When I came across this book, it caught my eye immediately. It’s set in France, it’s about a bookshop and the cover reminded me of an all-time favorite book. How did you expect me to resist a book that clearly was calling my name?
“There are books that are suitable for a million people, others for only a hundred. There are even remedies—I mean books—that were written for one person only…A book is both medic and medicine at once. It makes a diagnosis as well as offering therapy. Putting the right novels to the appropriate ailments: that’s how I sell books.”
Monsieur Perdu calls himself a literary apothecary. From his floating bookstore in a barge on the Seine, he prescribes novels for the hardships of life. Using his intuitive feel for the exact book a reader needs, Perdu mends broken hearts and souls. The only person he can’t seem to heal through literature is himself; he’s still haunted by heartbreak after his great love disappeared. She left him with only a letter, which he has never opened.

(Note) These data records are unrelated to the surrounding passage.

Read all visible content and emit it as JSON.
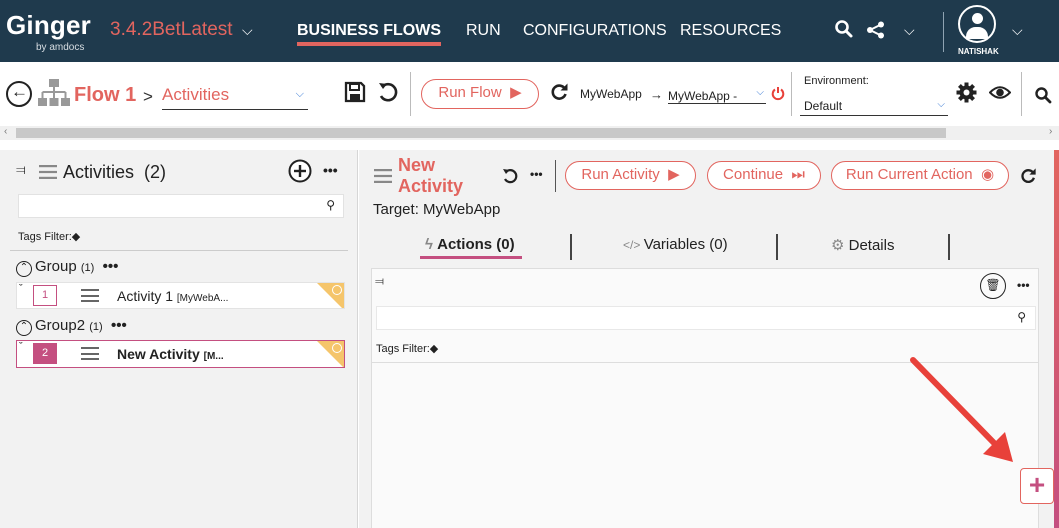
{
  "app": {
    "logo": "Ginger",
    "logo_sub": "by amdocs",
    "version": "3.4.2BetLatest"
  },
  "nav": {
    "items": [
      "BUSINESS FLOWS",
      "RUN",
      "CONFIGURATIONS",
      "RESOURCES"
    ],
    "active": "BUSINESS FLOWS",
    "user_name": "NATISHAK"
  },
  "toolbar": {
    "flow_name": "Flow 1",
    "crumb_separator": ">",
    "crumb_page": "Activities",
    "run_flow_label": "Run Flow",
    "app_name": "MyWebApp",
    "agent_value": "MyWebApp -",
    "env_label": "Environment:",
    "env_value": "Default"
  },
  "left_pane": {
    "title": "Activities",
    "count": "(2)",
    "tags_filter_label": "Tags Filter:",
    "groups": [
      {
        "name": "Group",
        "count": "(1)",
        "activities": [
          {
            "number": "1",
            "name": "Activity 1",
            "target": "[MyWebA...",
            "selected": false
          }
        ]
      },
      {
        "name": "Group2",
        "count": "(1)",
        "activities": [
          {
            "number": "2",
            "name": "New Activity",
            "target": "[M...",
            "selected": true
          }
        ]
      }
    ]
  },
  "right_pane": {
    "activity_title_line1": "New",
    "activity_title_line2": "Activity",
    "run_activity_label": "Run Activity",
    "continue_label": "Continue",
    "run_current_action_label": "Run Current Action",
    "target_text": "Target: MyWebApp",
    "tabs": [
      "Actions (0)",
      "Variables (0)",
      "Details"
    ],
    "active_tab": "Actions (0)",
    "tags_filter_label": "Tags Filter:",
    "add_label": "+"
  },
  "colors": {
    "nav_bg": "#1f3a4d",
    "accent": "#e2655f",
    "accent_dark": "#c44f80",
    "group_badge": "#f5c56b",
    "annotation_arrow": "#e8413a"
  },
  "icons": [
    "chevron-down-icon",
    "search-icon",
    "share-icon",
    "user-avatar-icon",
    "back-arrow-icon",
    "flow-tree-icon",
    "save-icon",
    "undo-icon",
    "play-icon",
    "refresh-icon",
    "arrow-right-icon",
    "power-icon",
    "gear-icon",
    "eye-icon",
    "collapse-icon",
    "list-icon",
    "plus-circle-icon",
    "ellipsis-icon",
    "tag-icon",
    "lightning-icon",
    "code-icon",
    "trash-icon",
    "drag-handle-icon",
    "fast-forward-icon",
    "record-icon"
  ]
}
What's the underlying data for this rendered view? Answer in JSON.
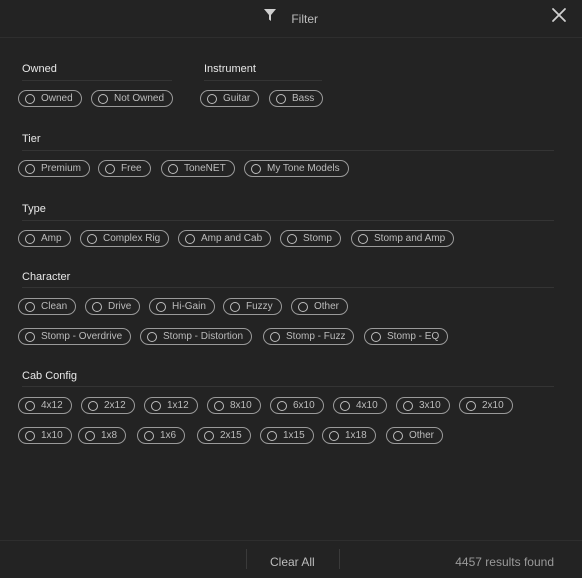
{
  "header": {
    "title": "Filter"
  },
  "sections": {
    "owned": {
      "title": "Owned",
      "options": [
        "Owned",
        "Not Owned"
      ]
    },
    "instrument": {
      "title": "Instrument",
      "options": [
        "Guitar",
        "Bass"
      ]
    },
    "tier": {
      "title": "Tier",
      "options": [
        "Premium",
        "Free",
        "ToneNET",
        "My Tone Models"
      ]
    },
    "type": {
      "title": "Type",
      "options": [
        "Amp",
        "Complex Rig",
        "Amp and Cab",
        "Stomp",
        "Stomp and Amp"
      ]
    },
    "character": {
      "title": "Character",
      "options": [
        "Clean",
        "Drive",
        "Hi-Gain",
        "Fuzzy",
        "Other",
        "Stomp - Overdrive",
        "Stomp - Distortion",
        "Stomp - Fuzz",
        "Stomp - EQ"
      ]
    },
    "cab_config": {
      "title": "Cab Config",
      "options": [
        "4x12",
        "2x12",
        "1x12",
        "8x10",
        "6x10",
        "4x10",
        "3x10",
        "2x10",
        "1x10",
        "1x8",
        "1x6",
        "2x15",
        "1x15",
        "1x18",
        "Other"
      ]
    }
  },
  "footer": {
    "clear_all": "Clear All",
    "results": "4457 results found"
  },
  "icons": {
    "filter": "filter-icon",
    "close": "close-icon",
    "radio": "radio-unselected-icon"
  },
  "colors": {
    "background": "#232323",
    "chip_border": "#9a9a9a",
    "text": "#d6d6d6"
  }
}
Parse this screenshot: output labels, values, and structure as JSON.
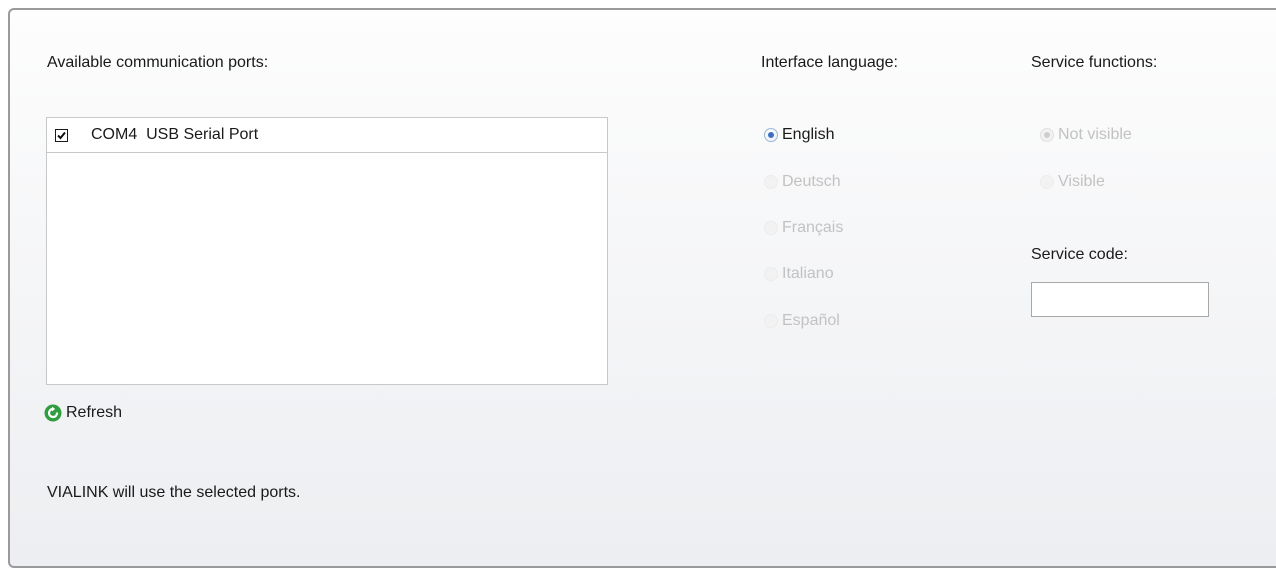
{
  "ports": {
    "label": "Available communication ports:",
    "items": [
      {
        "checked": true,
        "name": "COM4",
        "description": "USB Serial Port"
      }
    ],
    "refresh_label": "Refresh",
    "footnote": "VIALINK will use the selected ports."
  },
  "language": {
    "label": "Interface language:",
    "options": [
      {
        "label": "English",
        "selected": true,
        "enabled": true
      },
      {
        "label": "Deutsch",
        "selected": false,
        "enabled": false
      },
      {
        "label": "Français",
        "selected": false,
        "enabled": false
      },
      {
        "label": "Italiano",
        "selected": false,
        "enabled": false
      },
      {
        "label": "Español",
        "selected": false,
        "enabled": false
      }
    ]
  },
  "service": {
    "label": "Service functions:",
    "options": [
      {
        "label": "Not visible",
        "selected": true,
        "enabled": false
      },
      {
        "label": "Visible",
        "selected": false,
        "enabled": false
      }
    ],
    "code_label": "Service code:",
    "code_value": ""
  },
  "colors": {
    "accent": "#3b6fc6",
    "disabled_text": "#c2c2c2",
    "refresh_icon": "#2e9e3e"
  }
}
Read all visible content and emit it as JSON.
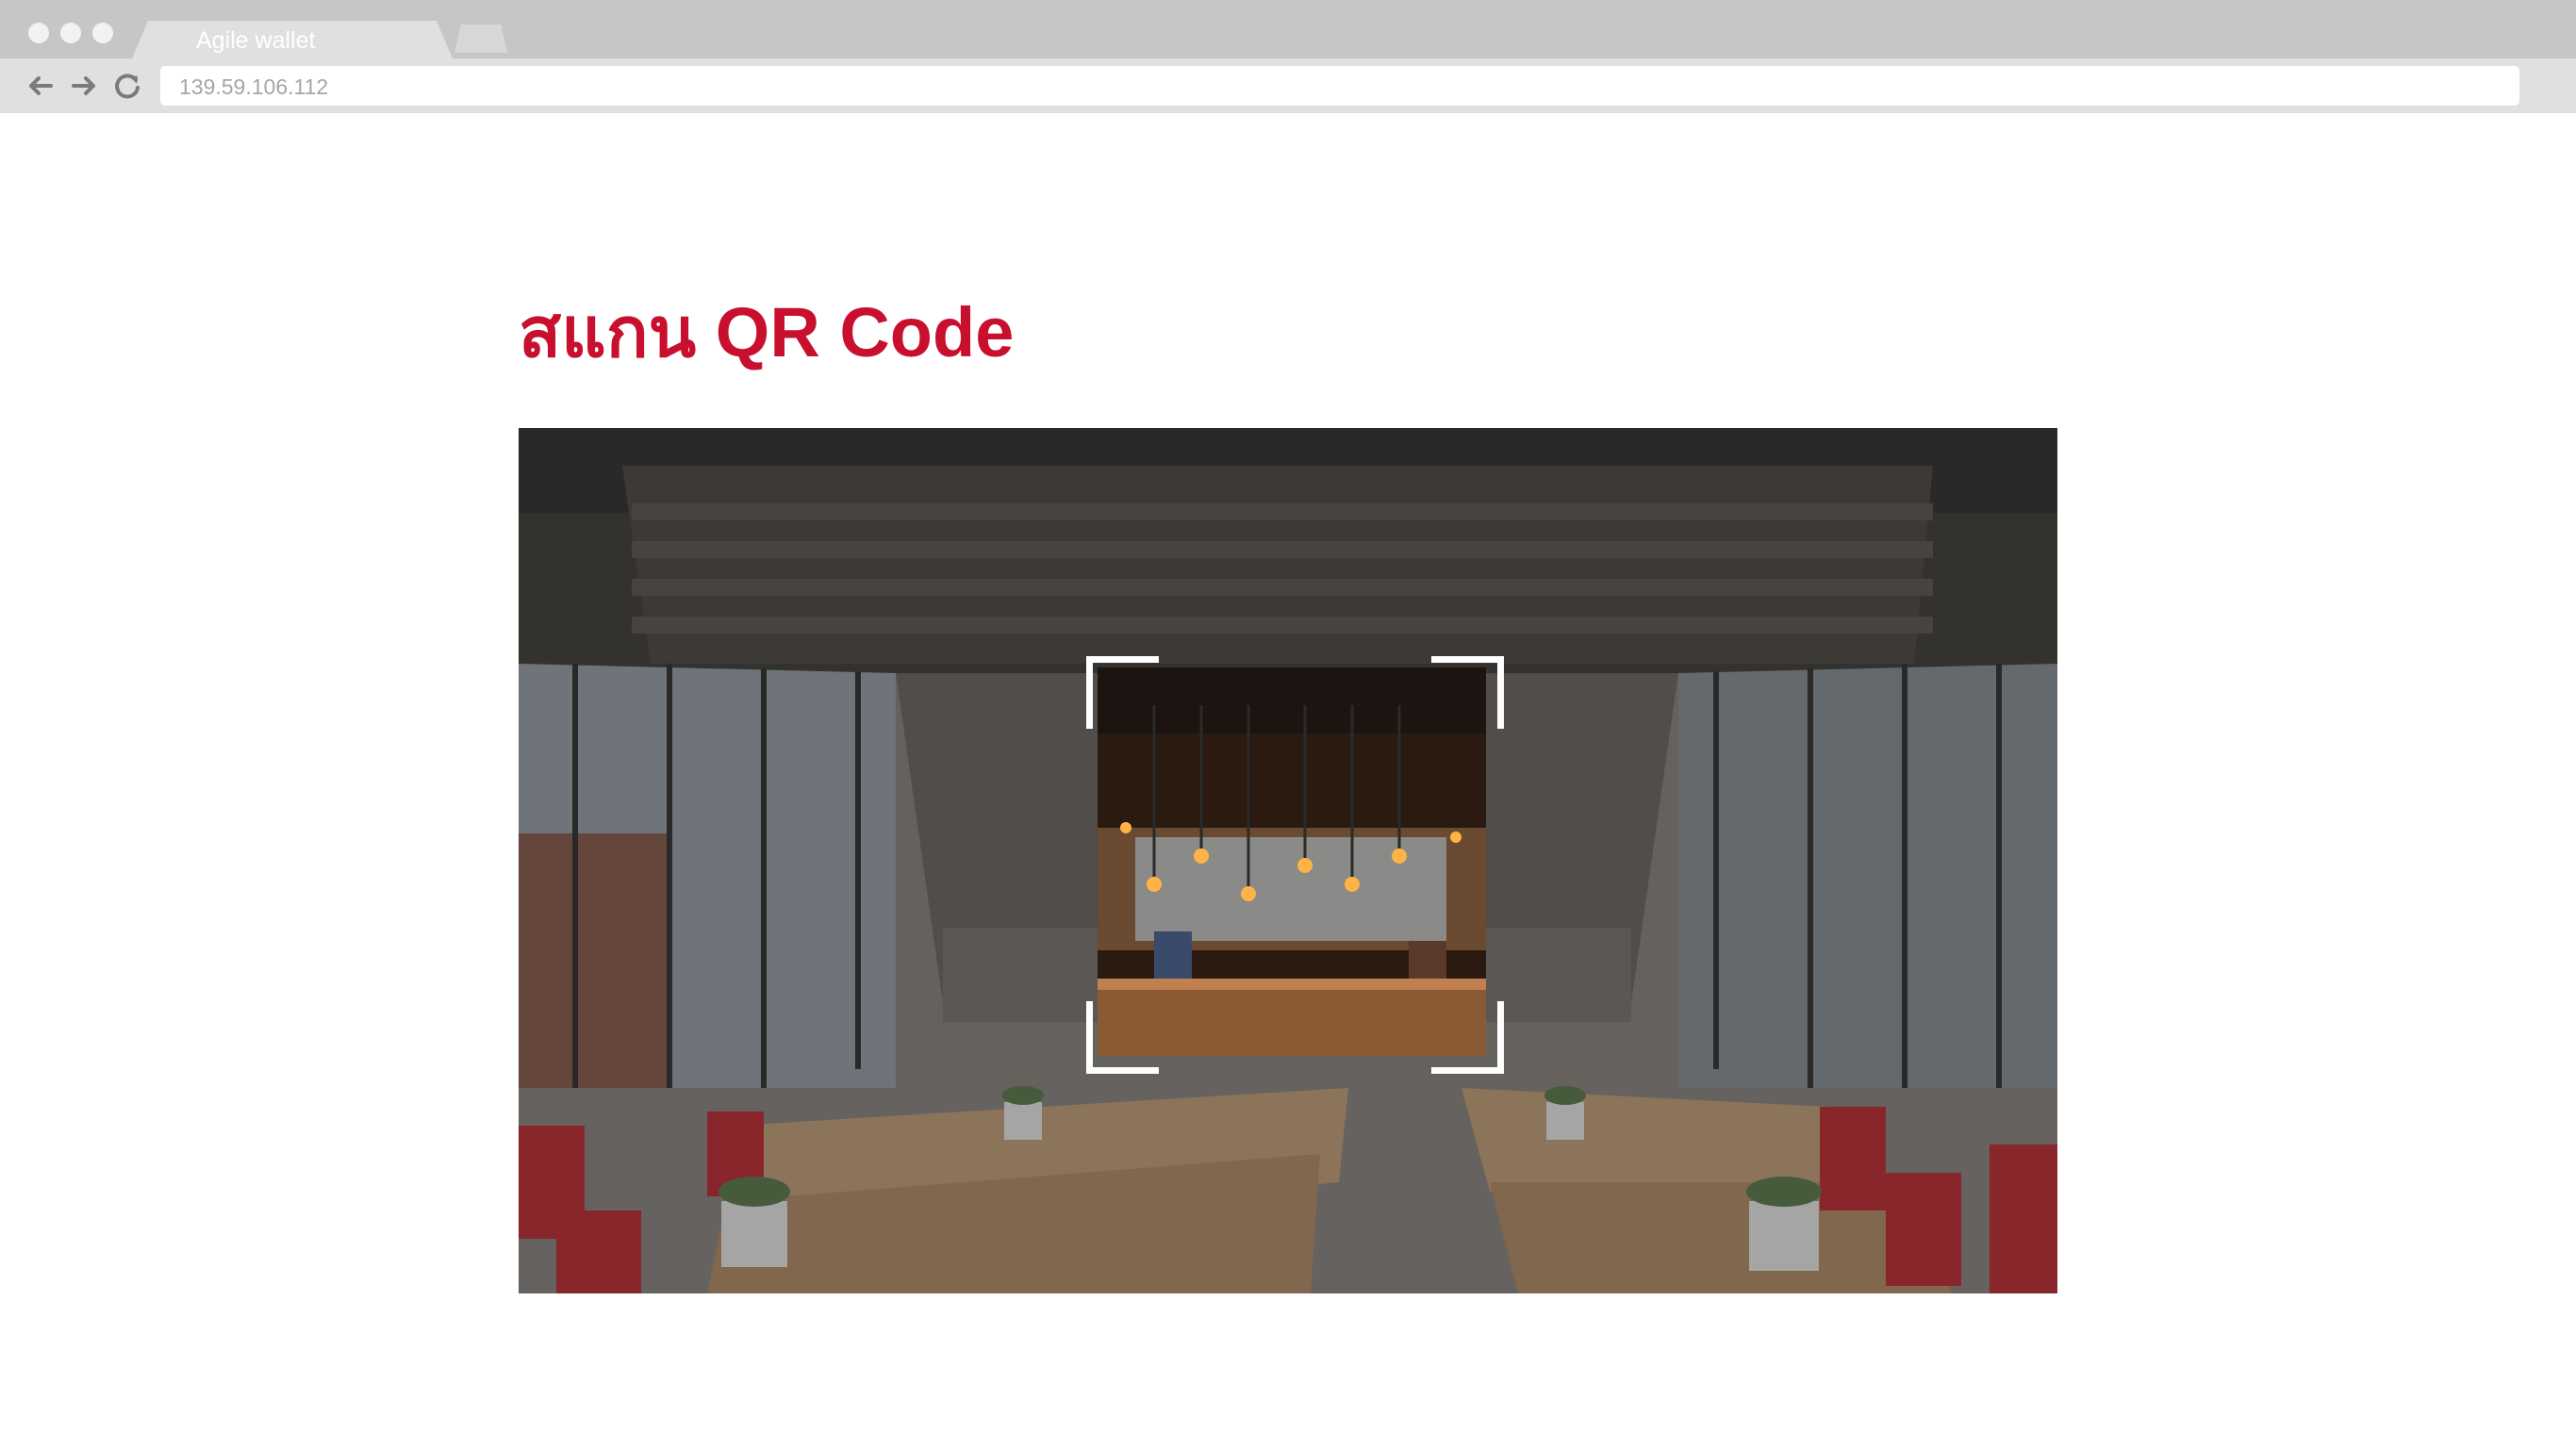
{
  "browser": {
    "tab_title": "Agile wallet",
    "address": "139.59.106.112",
    "icons": {
      "back": "arrow-left-icon",
      "forward": "arrow-right-icon",
      "reload": "reload-icon"
    }
  },
  "page": {
    "title": "สแกน QR Code"
  },
  "scanner": {
    "frame_color": "#ffffff",
    "title_color": "#c8102e"
  }
}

After Perdu is finally tempted to read the letter, he hauls anchor and departs on a mission to the south of France, hoping to make peace with his loss and discover the end of the story. Joined by a bestselling but blocked author and a lovelorn Italian chef, Perdu travels along the country’s rivers, dispensing his wisdom and his books, showing that the literary world can take the human soul on a journey to heal itself.
Internationally bestselling and filled with warmth and adventure, The Little Paris Bookshop is a love letter to books, meant for anyone who believes in the power of stories to shape people’s lives.
Unfortunately my excitement remained only in the idea of this book.
I promise this next line isn’t a spoiler because the story of Perdu’s lost love is told early on (but still, a warning has been issued). Alright, here we go. Books that romanticize affairs are a no for me (thanks book club for helping me put that into words!). I get that there are some books that have that as part of the plot line, so I’m not saying I will never read a book where this is a part of the story. That’s reality and it can also bring about beautiful stories of redemption. This book didn’t do that for me and instead romanticized it and I can’t get on board with that. (It was a bit too descriptive for my preference when it came to flashbacks of Perdu and his lover and other scenes as well). Had I’d known, I probably wouldn’t have picked this one up.
Plus Manon (the woman) was incredibly selfish. I won’t say exactly what caused me to think this because it’s a bit more of a spoiler, but after a few pages of learning about her my thoughts were “Wait. What? How am I supposed to root for that?”
I also thought there would have been more about books and their healing, but a majority of it wasn’t. The ending did have some closure and I think it was good that there was more than a simple epilogue, but it came a bit too late for me and I never connected with the characters.
What’s something you’re not a fan of in books?
(Thank you to Blogging for Books for a copy of the book in exchange for my honest review)